• Problem to solve
Search the data for the string "text" and extract every line where it appears.

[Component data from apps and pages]
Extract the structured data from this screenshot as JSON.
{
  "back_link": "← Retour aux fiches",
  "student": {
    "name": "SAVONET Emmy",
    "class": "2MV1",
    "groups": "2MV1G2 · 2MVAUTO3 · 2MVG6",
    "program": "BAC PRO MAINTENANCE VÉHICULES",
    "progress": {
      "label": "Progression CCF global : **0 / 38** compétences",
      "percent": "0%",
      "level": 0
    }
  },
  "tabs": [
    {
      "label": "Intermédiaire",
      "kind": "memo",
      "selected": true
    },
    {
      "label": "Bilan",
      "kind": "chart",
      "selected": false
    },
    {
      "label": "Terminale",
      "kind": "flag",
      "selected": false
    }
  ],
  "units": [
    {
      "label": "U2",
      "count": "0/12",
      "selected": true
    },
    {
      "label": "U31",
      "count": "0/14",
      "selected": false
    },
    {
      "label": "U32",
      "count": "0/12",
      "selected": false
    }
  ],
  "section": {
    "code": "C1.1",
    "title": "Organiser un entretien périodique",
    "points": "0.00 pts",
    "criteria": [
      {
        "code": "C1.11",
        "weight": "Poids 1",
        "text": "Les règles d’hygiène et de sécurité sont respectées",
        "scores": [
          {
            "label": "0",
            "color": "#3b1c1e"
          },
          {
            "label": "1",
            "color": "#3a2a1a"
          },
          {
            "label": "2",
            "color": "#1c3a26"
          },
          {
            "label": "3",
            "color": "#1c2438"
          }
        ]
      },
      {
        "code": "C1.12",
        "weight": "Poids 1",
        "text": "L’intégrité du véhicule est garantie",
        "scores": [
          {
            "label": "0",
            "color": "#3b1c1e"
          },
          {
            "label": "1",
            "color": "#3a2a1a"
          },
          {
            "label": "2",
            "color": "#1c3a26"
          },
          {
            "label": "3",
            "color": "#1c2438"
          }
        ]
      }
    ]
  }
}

• Result for this task
        "text": "Les règles d’hygiène et de sécurité sont respectées",
        "text": "L’intégrité du véhicule est garantie",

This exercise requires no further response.